BRIEF »
Check every line of the data below for "этикетки". Copy each one that has it.

RECORDS FOR THE EXERCISE »
· · · · ·

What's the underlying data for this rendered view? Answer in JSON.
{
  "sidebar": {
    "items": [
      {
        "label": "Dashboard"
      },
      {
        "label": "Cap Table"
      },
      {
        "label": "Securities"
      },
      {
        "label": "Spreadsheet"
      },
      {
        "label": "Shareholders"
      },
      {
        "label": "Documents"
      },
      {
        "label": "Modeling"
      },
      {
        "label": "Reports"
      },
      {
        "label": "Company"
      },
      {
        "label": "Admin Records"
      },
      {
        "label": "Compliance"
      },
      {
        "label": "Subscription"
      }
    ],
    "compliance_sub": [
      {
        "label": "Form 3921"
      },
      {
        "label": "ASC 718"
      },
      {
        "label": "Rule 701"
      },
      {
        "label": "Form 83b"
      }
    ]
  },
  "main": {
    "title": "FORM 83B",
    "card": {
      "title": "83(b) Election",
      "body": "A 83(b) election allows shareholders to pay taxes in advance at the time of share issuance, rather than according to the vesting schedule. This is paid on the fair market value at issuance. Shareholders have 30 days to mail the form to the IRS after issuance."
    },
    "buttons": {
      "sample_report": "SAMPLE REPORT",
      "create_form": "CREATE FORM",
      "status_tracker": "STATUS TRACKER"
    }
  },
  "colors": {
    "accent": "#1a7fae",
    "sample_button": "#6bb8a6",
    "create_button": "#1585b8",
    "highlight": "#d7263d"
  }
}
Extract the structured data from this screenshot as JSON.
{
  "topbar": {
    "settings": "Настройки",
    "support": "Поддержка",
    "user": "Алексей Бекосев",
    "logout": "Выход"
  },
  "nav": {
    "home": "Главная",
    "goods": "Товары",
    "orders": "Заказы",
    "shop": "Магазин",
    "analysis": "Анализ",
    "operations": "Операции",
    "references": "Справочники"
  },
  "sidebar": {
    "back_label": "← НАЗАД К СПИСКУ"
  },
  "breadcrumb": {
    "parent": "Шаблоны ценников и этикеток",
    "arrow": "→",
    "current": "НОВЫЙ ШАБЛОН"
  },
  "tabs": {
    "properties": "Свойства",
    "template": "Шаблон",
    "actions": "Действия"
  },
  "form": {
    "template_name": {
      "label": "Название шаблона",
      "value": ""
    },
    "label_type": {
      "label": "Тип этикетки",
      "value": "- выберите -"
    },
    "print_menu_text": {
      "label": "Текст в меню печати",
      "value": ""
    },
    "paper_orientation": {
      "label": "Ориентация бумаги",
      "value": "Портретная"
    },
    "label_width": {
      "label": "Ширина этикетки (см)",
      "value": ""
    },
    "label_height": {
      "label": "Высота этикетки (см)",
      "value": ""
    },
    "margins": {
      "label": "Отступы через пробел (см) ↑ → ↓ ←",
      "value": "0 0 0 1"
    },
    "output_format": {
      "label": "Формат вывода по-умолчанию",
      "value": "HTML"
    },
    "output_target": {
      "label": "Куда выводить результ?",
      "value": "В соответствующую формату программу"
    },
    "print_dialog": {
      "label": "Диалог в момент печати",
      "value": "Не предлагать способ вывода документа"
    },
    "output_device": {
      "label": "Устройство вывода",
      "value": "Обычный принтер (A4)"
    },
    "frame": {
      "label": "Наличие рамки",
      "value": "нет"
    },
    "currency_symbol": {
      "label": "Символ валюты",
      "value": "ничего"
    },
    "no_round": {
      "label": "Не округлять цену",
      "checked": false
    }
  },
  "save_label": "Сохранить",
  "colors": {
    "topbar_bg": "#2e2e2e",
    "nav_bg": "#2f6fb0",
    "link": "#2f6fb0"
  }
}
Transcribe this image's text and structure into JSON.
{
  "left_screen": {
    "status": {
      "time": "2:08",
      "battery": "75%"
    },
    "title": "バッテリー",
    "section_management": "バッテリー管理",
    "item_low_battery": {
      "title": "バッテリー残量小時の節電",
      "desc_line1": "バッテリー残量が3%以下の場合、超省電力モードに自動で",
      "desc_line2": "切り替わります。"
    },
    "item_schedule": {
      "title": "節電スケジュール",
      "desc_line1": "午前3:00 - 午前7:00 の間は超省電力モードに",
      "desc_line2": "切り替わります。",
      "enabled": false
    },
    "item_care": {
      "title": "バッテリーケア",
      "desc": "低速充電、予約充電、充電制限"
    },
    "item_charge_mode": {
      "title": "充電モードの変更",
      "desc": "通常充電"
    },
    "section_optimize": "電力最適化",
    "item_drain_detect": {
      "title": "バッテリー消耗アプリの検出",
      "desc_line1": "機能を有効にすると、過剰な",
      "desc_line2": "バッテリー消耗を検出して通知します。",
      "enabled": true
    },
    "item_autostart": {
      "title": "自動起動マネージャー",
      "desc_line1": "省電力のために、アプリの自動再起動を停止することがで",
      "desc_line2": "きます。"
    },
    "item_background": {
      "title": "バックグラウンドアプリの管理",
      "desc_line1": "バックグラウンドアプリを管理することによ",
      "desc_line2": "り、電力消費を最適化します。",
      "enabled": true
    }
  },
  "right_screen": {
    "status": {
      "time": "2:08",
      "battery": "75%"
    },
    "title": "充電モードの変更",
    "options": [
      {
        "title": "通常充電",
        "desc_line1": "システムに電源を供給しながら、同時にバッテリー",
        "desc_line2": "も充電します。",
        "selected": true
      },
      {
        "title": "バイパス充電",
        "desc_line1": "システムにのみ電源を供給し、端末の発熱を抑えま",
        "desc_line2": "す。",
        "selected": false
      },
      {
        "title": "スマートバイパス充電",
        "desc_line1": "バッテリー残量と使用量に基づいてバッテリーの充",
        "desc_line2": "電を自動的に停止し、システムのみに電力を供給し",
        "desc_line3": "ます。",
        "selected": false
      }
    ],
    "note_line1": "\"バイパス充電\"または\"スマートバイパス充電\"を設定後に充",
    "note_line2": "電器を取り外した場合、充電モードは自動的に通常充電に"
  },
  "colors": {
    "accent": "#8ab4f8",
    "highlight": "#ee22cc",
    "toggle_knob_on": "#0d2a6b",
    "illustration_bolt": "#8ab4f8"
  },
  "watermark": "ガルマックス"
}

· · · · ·

RESPONSE »
      "label": "Тип этикетки",
      "label": "Ширина этикетки (см)",
      "label": "Высота этикетки (см)",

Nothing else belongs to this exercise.